It's happened too many times for me to count. A well-meaning person asks me if I work. It’s automatic. They take one look at my disability and motorized wheelchair, and think: “this person couldn’t possibly work.”
It would be easy to take offense since I have worked continuously and advanced in my career since graduating college (and later graduate school) 20 years ago. But I understand the assumption because it is everywhere in our society. “People with disabilities can’t work / shouldn’t work/don’t want to work.” Or some variation. Like many myths, it’s believed often without question. But it is just not true.
I was diagnosed with severe rheumatoid arthritis around age two, so don’t remember a life before disability. As a small child, I remember learning to manage pain, grapple with fatigue, and live with a gradually worsening disability.
Around age 10 I started using a wheelchair to help with my mobility. This device became a tool for independence, not the anchor of limitation that most people see when observing a wheelchair. I had more energy and opportunity to do more.
During high school, I prepared for college, just like many of my fellow students. My parents expected me to find a career and establish an independent life. They knew I would face challenges with my disability, but it didn’t matter because they wished the same for me that all parents do--happiness and fulfillment.
Joining the Workforce
If you don’t count helping out in my mother’s office and an unpaid college internship of entering data from a psychological study into an antique computer, my first job was a paid internship at a small nonprofit the summer before graduating college. I was so excited! I lived on my own in a new city, went to work, and felt like I was not only earning my paycheck, but making a difference!
Working and contributing to my society was something I realized I had been dreaming about for a long time. I wanted to prove my worth and contribute to a mission. For me work has always been more than income--it’s also about helping others.
Since that first job, I have never questioned my ability to work and contribute to an employer’s mission. The nonprofit hired me full time after I graduated from college and I have worked continuously since then for a variety of employers. My skills grew from experience and a graduate education (earned while working full time!), as did my level of responsibility and professional reputation.
I’m an active member and past leader of a local professional organization for my industry (public relations and communications). And I am always interested in learning and developing my skills.
The Realities of Working with a Disability
I can’t say it is always easy working with my disability. I know that I have not been hired because people saw my disability as an obstacle to employment rather than as an asset. I sometimes struggle with my health, related to my disability, but have been fortunate to have employers and supervisors who supported me because they knew my value.
I believe my disability brings many qualities that employers need. I can often bring a different perspective to looking at and solving a problem because of my disability. This is a skill I use every day in my personal life!
Several employers have appreciated my tenacity. I just don’t give up. I’ve learned to hang in there and keep trying--that is how many accomplishments are achieved in work and life.

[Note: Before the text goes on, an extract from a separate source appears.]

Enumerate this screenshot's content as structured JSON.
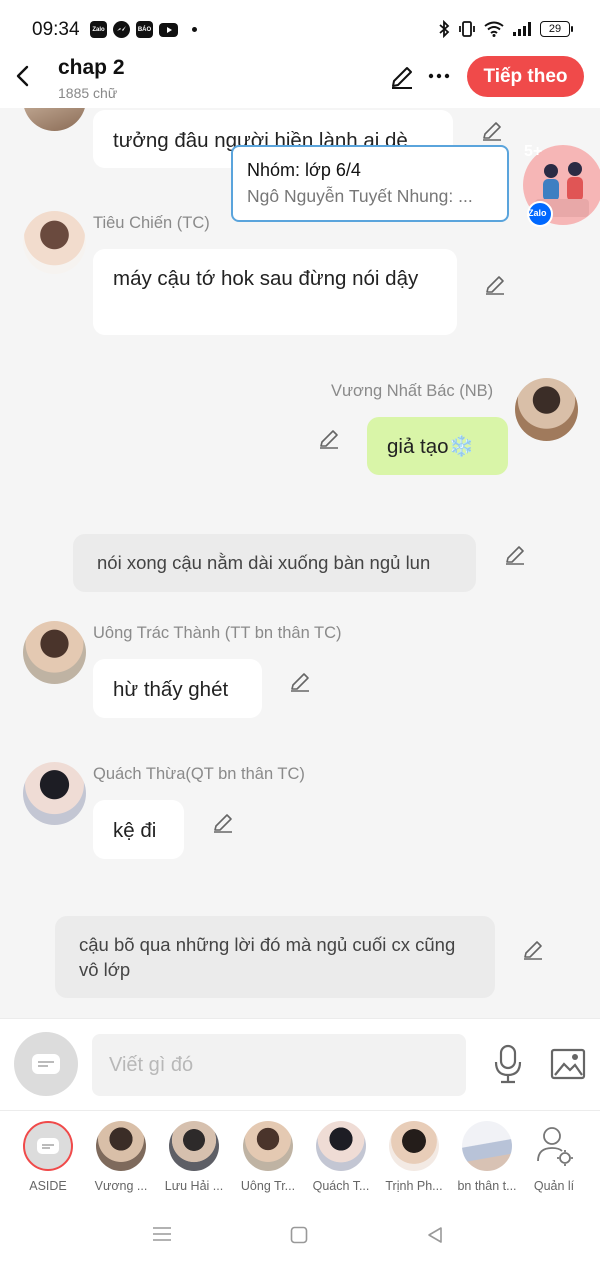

Perhaps most importantly I have learned to appreciate the little things and live life with a smile. Through my personal challenges, I know a bad day will end and that little victories can feel huge.

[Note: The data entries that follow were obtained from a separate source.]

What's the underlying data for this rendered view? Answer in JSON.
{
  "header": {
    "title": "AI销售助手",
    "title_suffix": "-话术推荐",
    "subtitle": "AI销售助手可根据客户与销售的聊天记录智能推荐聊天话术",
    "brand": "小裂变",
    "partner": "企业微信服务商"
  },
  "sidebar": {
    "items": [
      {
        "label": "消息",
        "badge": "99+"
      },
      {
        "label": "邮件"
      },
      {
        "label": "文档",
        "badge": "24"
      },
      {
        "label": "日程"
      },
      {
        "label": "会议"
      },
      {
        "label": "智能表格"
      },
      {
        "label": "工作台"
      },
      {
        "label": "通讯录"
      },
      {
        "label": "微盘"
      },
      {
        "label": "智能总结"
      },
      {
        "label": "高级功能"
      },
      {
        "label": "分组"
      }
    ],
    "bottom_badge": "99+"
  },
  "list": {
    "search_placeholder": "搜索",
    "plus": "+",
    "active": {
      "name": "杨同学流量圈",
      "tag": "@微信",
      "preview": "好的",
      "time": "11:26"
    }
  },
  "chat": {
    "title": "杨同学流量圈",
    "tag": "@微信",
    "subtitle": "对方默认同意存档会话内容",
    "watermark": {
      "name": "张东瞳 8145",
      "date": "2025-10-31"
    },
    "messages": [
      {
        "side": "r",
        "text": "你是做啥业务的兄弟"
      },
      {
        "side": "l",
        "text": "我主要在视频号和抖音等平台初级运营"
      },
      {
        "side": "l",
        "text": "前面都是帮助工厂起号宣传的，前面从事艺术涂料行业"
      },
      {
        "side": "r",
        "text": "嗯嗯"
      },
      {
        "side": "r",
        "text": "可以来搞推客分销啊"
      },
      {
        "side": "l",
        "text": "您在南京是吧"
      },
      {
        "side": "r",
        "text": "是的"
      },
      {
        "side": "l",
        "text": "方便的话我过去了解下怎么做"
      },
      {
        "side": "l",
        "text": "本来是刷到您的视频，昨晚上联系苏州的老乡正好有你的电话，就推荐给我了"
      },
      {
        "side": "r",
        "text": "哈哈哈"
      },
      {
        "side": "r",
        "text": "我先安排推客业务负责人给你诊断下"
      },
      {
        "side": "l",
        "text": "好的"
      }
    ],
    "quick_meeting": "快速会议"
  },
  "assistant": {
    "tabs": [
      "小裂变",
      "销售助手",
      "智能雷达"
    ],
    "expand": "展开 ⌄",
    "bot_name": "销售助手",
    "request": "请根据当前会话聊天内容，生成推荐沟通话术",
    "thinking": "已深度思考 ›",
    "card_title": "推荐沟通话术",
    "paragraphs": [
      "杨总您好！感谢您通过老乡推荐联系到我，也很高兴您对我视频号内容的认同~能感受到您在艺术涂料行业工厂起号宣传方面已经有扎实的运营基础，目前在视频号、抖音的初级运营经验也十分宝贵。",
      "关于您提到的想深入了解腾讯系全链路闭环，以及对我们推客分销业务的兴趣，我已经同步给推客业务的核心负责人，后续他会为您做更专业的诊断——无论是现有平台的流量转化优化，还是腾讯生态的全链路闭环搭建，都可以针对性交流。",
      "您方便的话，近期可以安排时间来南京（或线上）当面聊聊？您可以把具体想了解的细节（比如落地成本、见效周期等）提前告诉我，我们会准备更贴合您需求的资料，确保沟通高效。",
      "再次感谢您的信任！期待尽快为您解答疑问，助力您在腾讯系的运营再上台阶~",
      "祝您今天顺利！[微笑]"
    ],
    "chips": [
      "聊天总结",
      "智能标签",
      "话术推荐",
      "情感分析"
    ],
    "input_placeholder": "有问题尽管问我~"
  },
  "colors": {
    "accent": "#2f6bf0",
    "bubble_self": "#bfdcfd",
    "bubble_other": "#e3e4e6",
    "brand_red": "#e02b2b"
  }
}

Why Employers Need to Hire More People with Disabilities
In many ways, hiring people with disabilities is one of the last barriers standing for an inclusive society for all. Only 30 percent of people with disabilities are currently employed, compared to 70 percent of people without disabilities. If we can learn to appreciate the unique skills of people with a variety of disabilities, we will finally be tapping into the widest talent pool available.

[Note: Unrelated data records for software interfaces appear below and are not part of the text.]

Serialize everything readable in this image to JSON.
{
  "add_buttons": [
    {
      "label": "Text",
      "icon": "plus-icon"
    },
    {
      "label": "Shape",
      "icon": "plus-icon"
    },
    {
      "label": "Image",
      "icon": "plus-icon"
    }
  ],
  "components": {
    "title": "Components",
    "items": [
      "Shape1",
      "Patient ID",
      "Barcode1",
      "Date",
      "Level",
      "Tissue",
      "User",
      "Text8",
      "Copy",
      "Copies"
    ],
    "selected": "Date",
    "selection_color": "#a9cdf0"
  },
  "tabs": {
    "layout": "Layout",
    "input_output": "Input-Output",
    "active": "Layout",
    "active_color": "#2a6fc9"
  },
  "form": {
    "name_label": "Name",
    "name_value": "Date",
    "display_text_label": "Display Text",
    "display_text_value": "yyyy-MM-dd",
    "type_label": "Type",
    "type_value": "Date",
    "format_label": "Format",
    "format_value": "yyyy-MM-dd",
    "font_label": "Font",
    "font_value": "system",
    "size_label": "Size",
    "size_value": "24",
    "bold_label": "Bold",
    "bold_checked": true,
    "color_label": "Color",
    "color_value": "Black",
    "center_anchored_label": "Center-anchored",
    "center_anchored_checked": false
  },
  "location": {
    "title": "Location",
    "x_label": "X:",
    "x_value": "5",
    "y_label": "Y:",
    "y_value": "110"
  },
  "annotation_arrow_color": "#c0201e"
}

Since the passage of the Americans with Disabilities Act when I was a teenager, I’ve witnessed a lot of change towards the inclusion of people with disabilities. Our communities and transportation are now widely expected to be accessible and available to all.
Now it is time for our workplaces. I don’t say this just because it is the right thing to do (yet it is). I say this because it is the smart thing for us to do. If we really want to create, build, and develop then we need the full scope of talent--including people with disabilities.